◆ **Work task**: Write the records out exactly as they read, but not the pictures.

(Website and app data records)

•••••

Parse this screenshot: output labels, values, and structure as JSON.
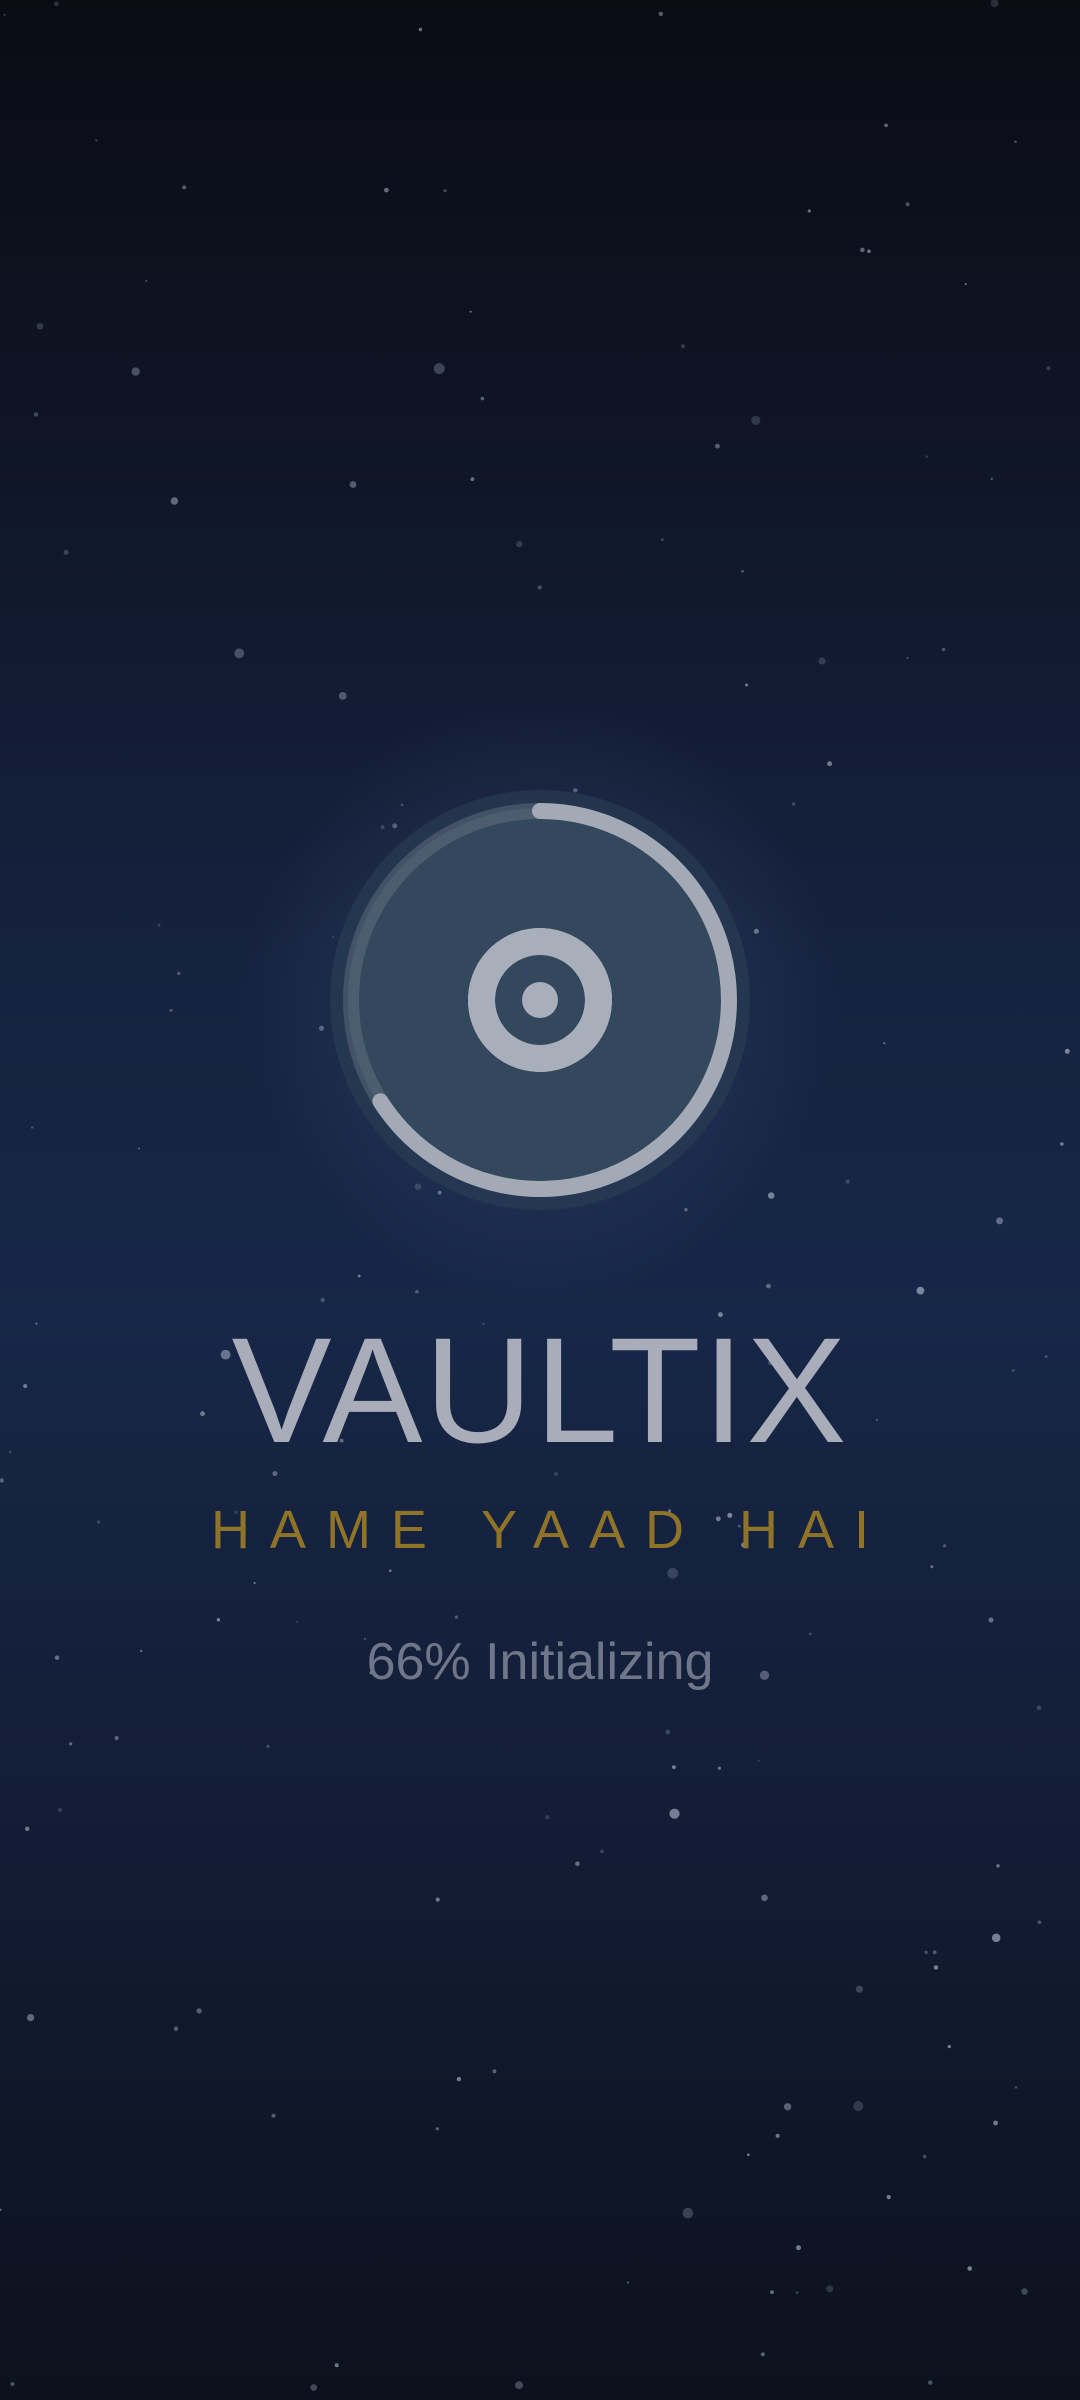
{
  "app": {
    "name": "VAULTIX",
    "tagline": "HAME YAAD HAI",
    "logo_icon": "aperture-shutter-icon"
  },
  "loading": {
    "progress": 0.66,
    "status_text": "66% Initializing"
  },
  "colors": {
    "background_top": "#0a0c14",
    "background_mid": "#172747",
    "title": "#a8adb9",
    "tagline": "#8f7327",
    "status": "#6e7789",
    "ring": "#a3aab5",
    "logo_disc": "#32465c"
  }
}
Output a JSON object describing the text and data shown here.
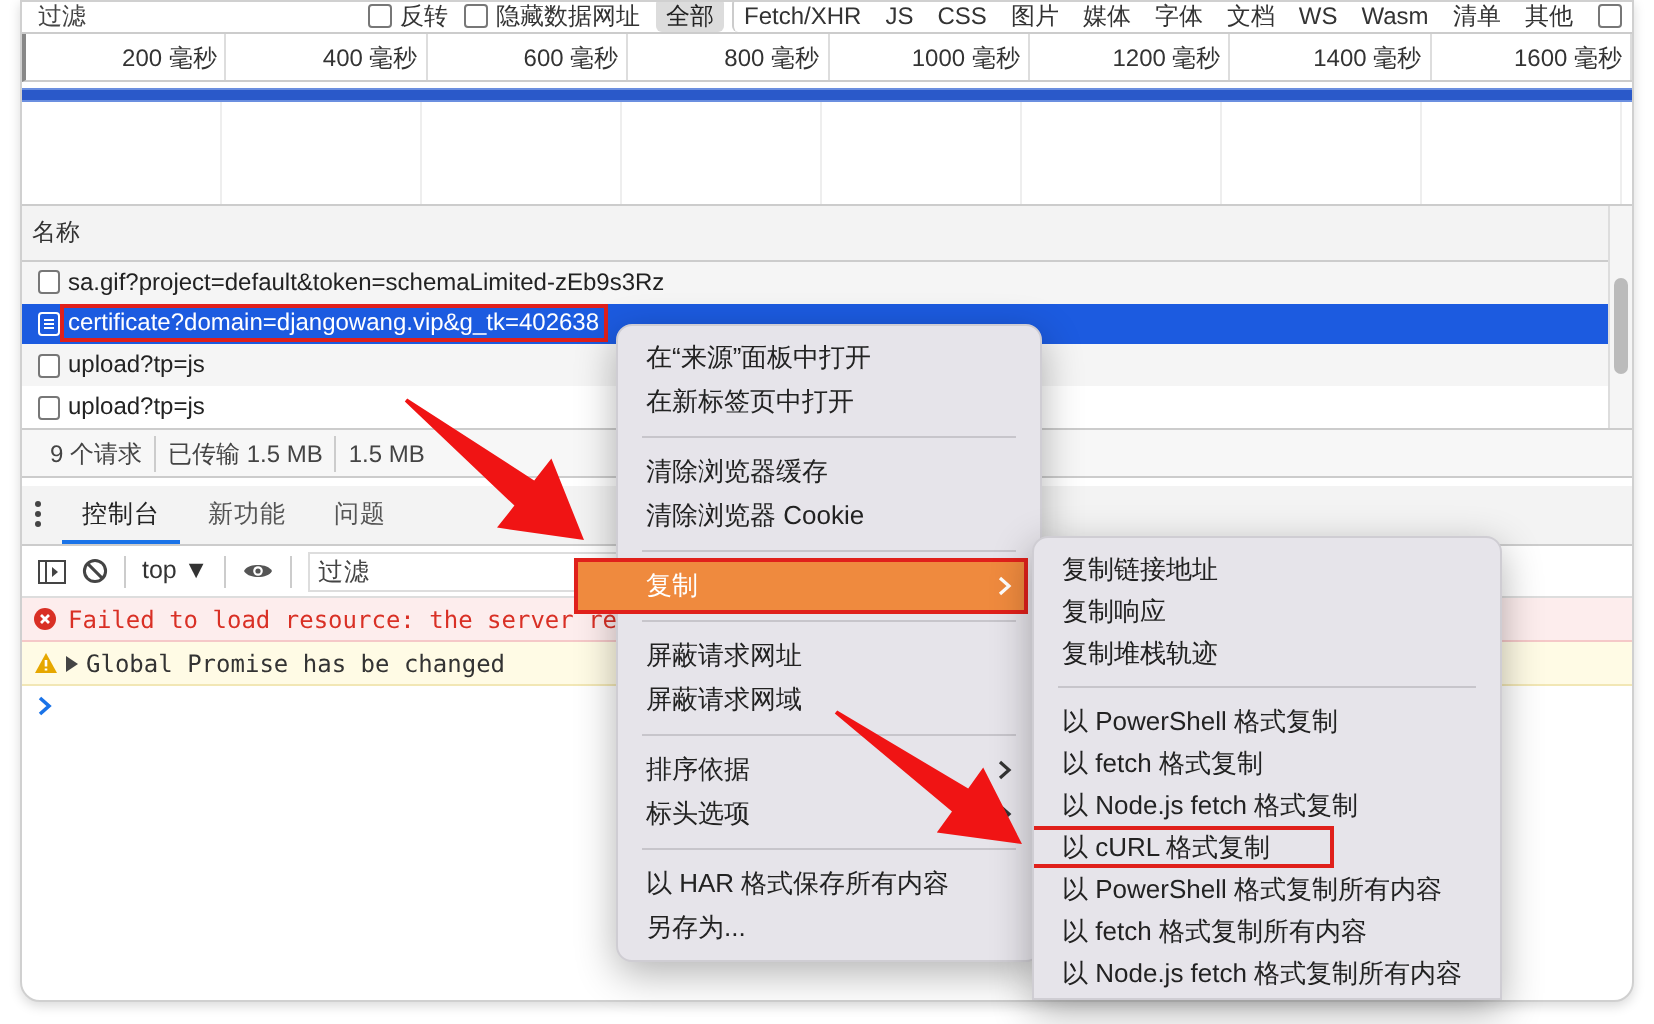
{
  "filter_bar": {
    "placeholder": "过滤",
    "options": [
      {
        "label": "反转",
        "checked": false
      },
      {
        "label": "隐藏数据网址",
        "checked": false
      }
    ],
    "types": [
      {
        "label": "全部",
        "selected": true
      },
      {
        "label": "Fetch/XHR",
        "selected": false
      },
      {
        "label": "JS",
        "selected": false
      },
      {
        "label": "CSS",
        "selected": false
      },
      {
        "label": "图片",
        "selected": false
      },
      {
        "label": "媒体",
        "selected": false
      },
      {
        "label": "字体",
        "selected": false
      },
      {
        "label": "文档",
        "selected": false
      },
      {
        "label": "WS",
        "selected": false
      },
      {
        "label": "Wasm",
        "selected": false
      },
      {
        "label": "清单",
        "selected": false
      },
      {
        "label": "其他",
        "selected": false
      }
    ],
    "trailing_checkbox": {
      "checked": false
    }
  },
  "timeline": {
    "ticks": [
      "200 毫秒",
      "400 毫秒",
      "600 毫秒",
      "800 毫秒",
      "1000 毫秒",
      "1200 毫秒",
      "1400 毫秒",
      "1600 毫秒"
    ]
  },
  "requests": {
    "column": "名称",
    "rows": [
      {
        "name": "sa.gif?project=default&token=schemaLimited-zEb9s3Rz",
        "selected": false,
        "annotated": false
      },
      {
        "name": "certificate?domain=djangowang.vip&g_tk=402638",
        "selected": true,
        "annotated": true
      },
      {
        "name": "upload?tp=js",
        "selected": false,
        "annotated": false
      },
      {
        "name": "upload?tp=js",
        "selected": false,
        "annotated": false
      }
    ]
  },
  "status_bar": [
    "9 个请求",
    "已传输 1.5 MB",
    "1.5 MB"
  ],
  "drawer_tabs": [
    {
      "label": "控制台",
      "selected": true
    },
    {
      "label": "新功能",
      "selected": false
    },
    {
      "label": "问题",
      "selected": false
    }
  ],
  "console": {
    "context": "top ▼",
    "filter_placeholder": "过滤",
    "messages": [
      {
        "kind": "error",
        "text": "Failed to load resource: the server re"
      },
      {
        "kind": "warning",
        "text": "Global Promise has be changed"
      }
    ]
  },
  "context_menu": {
    "items": [
      {
        "kind": "item",
        "label": "在“来源”面板中打开",
        "selected": false,
        "has_submenu": false,
        "annotated": false
      },
      {
        "kind": "item",
        "label": "在新标签页中打开",
        "selected": false,
        "has_submenu": false,
        "annotated": false
      },
      {
        "kind": "separator"
      },
      {
        "kind": "item",
        "label": "清除浏览器缓存",
        "selected": false,
        "has_submenu": false,
        "annotated": false
      },
      {
        "kind": "item",
        "label": "清除浏览器 Cookie",
        "selected": false,
        "has_submenu": false,
        "annotated": false
      },
      {
        "kind": "separator"
      },
      {
        "kind": "item",
        "label": "复制",
        "selected": true,
        "has_submenu": true,
        "annotated": true
      },
      {
        "kind": "separator"
      },
      {
        "kind": "item",
        "label": "屏蔽请求网址",
        "selected": false,
        "has_submenu": false,
        "annotated": false
      },
      {
        "kind": "item",
        "label": "屏蔽请求网域",
        "selected": false,
        "has_submenu": false,
        "annotated": false
      },
      {
        "kind": "separator"
      },
      {
        "kind": "item",
        "label": "排序依据",
        "selected": false,
        "has_submenu": true,
        "annotated": false
      },
      {
        "kind": "item",
        "label": "标头选项",
        "selected": false,
        "has_submenu": true,
        "annotated": false
      },
      {
        "kind": "separator"
      },
      {
        "kind": "item",
        "label": "以 HAR 格式保存所有内容",
        "selected": false,
        "has_submenu": false,
        "annotated": false
      },
      {
        "kind": "item",
        "label": "另存为...",
        "selected": false,
        "has_submenu": false,
        "annotated": false
      }
    ]
  },
  "copy_submenu": {
    "items": [
      {
        "kind": "item",
        "label": "复制链接地址",
        "annotated": false
      },
      {
        "kind": "item",
        "label": "复制响应",
        "annotated": false
      },
      {
        "kind": "item",
        "label": "复制堆栈轨迹",
        "annotated": false
      },
      {
        "kind": "separator"
      },
      {
        "kind": "item",
        "label": "以 PowerShell 格式复制",
        "annotated": false
      },
      {
        "kind": "item",
        "label": "以 fetch 格式复制",
        "annotated": false
      },
      {
        "kind": "item",
        "label": "以 Node.js fetch 格式复制",
        "annotated": false
      },
      {
        "kind": "item",
        "label": "以 cURL 格式复制",
        "annotated": true
      },
      {
        "kind": "item",
        "label": "以 PowerShell 格式复制所有内容",
        "annotated": false
      },
      {
        "kind": "item",
        "label": "以 fetch 格式复制所有内容",
        "annotated": false
      },
      {
        "kind": "item",
        "label": "以 Node.js fetch 格式复制所有内容",
        "annotated": false
      }
    ]
  }
}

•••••

◆ **Problem solution**:
Parse this screenshot: output labels, values, and structure as JSON.
{
  "app": {
    "name": "VAULTIX",
    "tagline": "HAME YAAD HAI",
    "logo_icon": "aperture-shutter-icon"
  },
  "loading": {
    "progress": 0.66,
    "status_text": "66% Initializing"
  },
  "colors": {
    "background_top": "#0a0c14",
    "background_mid": "#172747",
    "title": "#a8adb9",
    "tagline": "#8f7327",
    "status": "#6e7789",
    "ring": "#a3aab5",
    "logo_disc": "#32465c"
  }
}
Output a JSON object describing the text and data shown here.
{
  "filter_bar": {
    "placeholder": "过滤",
    "options": [
      {
        "label": "反转",
        "checked": false
      },
      {
        "label": "隐藏数据网址",
        "checked": false
      }
    ],
    "types": [
      {
        "label": "全部",
        "selected": true
      },
      {
        "label": "Fetch/XHR",
        "selected": false
      },
      {
        "label": "JS",
        "selected": false
      },
      {
        "label": "CSS",
        "selected": false
      },
      {
        "label": "图片",
        "selected": false
      },
      {
        "label": "媒体",
        "selected": false
      },
      {
        "label": "字体",
        "selected": false
      },
      {
        "label": "文档",
        "selected": false
      },
      {
        "label": "WS",
        "selected": false
      },
      {
        "label": "Wasm",
        "selected": false
      },
      {
        "label": "清单",
        "selected": false
      },
      {
        "label": "其他",
        "selected": false
      }
    ],
    "trailing_checkbox": {
      "checked": false
    }
  },
  "timeline": {
    "ticks": [
      "200 毫秒",
      "400 毫秒",
      "600 毫秒",
      "800 毫秒",
      "1000 毫秒",
      "1200 毫秒",
      "1400 毫秒",
      "1600 毫秒"
    ]
  },
  "requests": {
    "column": "名称",
    "rows": [
      {
        "name": "sa.gif?project=default&token=schemaLimited-zEb9s3Rz",
        "selected": false,
        "annotated": false
      },
      {
        "name": "certificate?domain=djangowang.vip&g_tk=402638",
        "selected": true,
        "annotated": true
      },
      {
        "name": "upload?tp=js",
        "selected": false,
        "annotated": false
      },
      {
        "name": "upload?tp=js",
        "selected": false,
        "annotated": false
      }
    ]
  },
  "status_bar": [
    "9 个请求",
    "已传输 1.5 MB",
    "1.5 MB"
  ],
  "drawer_tabs": [
    {
      "label": "控制台",
      "selected": true
    },
    {
      "label": "新功能",
      "selected": false
    },
    {
      "label": "问题",
      "selected": false
    }
  ],
  "console": {
    "context": "top ▼",
    "filter_placeholder": "过滤",
    "messages": [
      {
        "kind": "error",
        "text": "Failed to load resource: the server re"
      },
      {
        "kind": "warning",
        "text": "Global Promise has be changed"
      }
    ]
  },
  "context_menu": {
    "items": [
      {
        "kind": "item",
        "label": "在“来源”面板中打开",
        "selected": false,
        "has_submenu": false,
        "annotated": false
      },
      {
        "kind": "item",
        "label": "在新标签页中打开",
        "selected": false,
        "has_submenu": false,
        "annotated": false
      },
      {
        "kind": "separator"
      },
      {
        "kind": "item",
        "label": "清除浏览器缓存",
        "selected": false,
        "has_submenu": false,
        "annotated": false
      },
      {
        "kind": "item",
        "label": "清除浏览器 Cookie",
        "selected": false,
        "has_submenu": false,
        "annotated": false
      },
      {
        "kind": "separator"
      },
      {
        "kind": "item",
        "label": "复制",
        "selected": true,
        "has_submenu": true,
        "annotated": true
      },
      {
        "kind": "separator"
      },
      {
        "kind": "item",
        "label": "屏蔽请求网址",
        "selected": false,
        "has_submenu": false,
        "annotated": false
      },
      {
        "kind": "item",
        "label": "屏蔽请求网域",
        "selected": false,
        "has_submenu": false,
        "annotated": false
      },
      {
        "kind": "separator"
      },
      {
        "kind": "item",
        "label": "排序依据",
        "selected": false,
        "has_submenu": true,
        "annotated": false
      },
      {
        "kind": "item",
        "label": "标头选项",
        "selected": false,
        "has_submenu": true,
        "annotated": false
      },
      {
        "kind": "separator"
      },
      {
        "kind": "item",
        "label": "以 HAR 格式保存所有内容",
        "selected": false,
        "has_submenu": false,
        "annotated": false
      },
      {
        "kind": "item",
        "label": "另存为...",
        "selected": false,
        "has_submenu": false,
        "annotated": false
      }
    ]
  },
  "copy_submenu": {
    "items": [
      {
        "kind": "item",
        "label": "复制链接地址",
        "annotated": false
      },
      {
        "kind": "item",
        "label": "复制响应",
        "annotated": false
      },
      {
        "kind": "item",
        "label": "复制堆栈轨迹",
        "annotated": false
      },
      {
        "kind": "separator"
      },
      {
        "kind": "item",
        "label": "以 PowerShell 格式复制",
        "annotated": false
      },
      {
        "kind": "item",
        "label": "以 fetch 格式复制",
        "annotated": false
      },
      {
        "kind": "item",
        "label": "以 Node.js fetch 格式复制",
        "annotated": false
      },
      {
        "kind": "item",
        "label": "以 cURL 格式复制",
        "annotated": true
      },
      {
        "kind": "item",
        "label": "以 PowerShell 格式复制所有内容",
        "annotated": false
      },
      {
        "kind": "item",
        "label": "以 fetch 格式复制所有内容",
        "annotated": false
      },
      {
        "kind": "item",
        "label": "以 Node.js fetch 格式复制所有内容",
        "annotated": false
      }
    ]
  }
}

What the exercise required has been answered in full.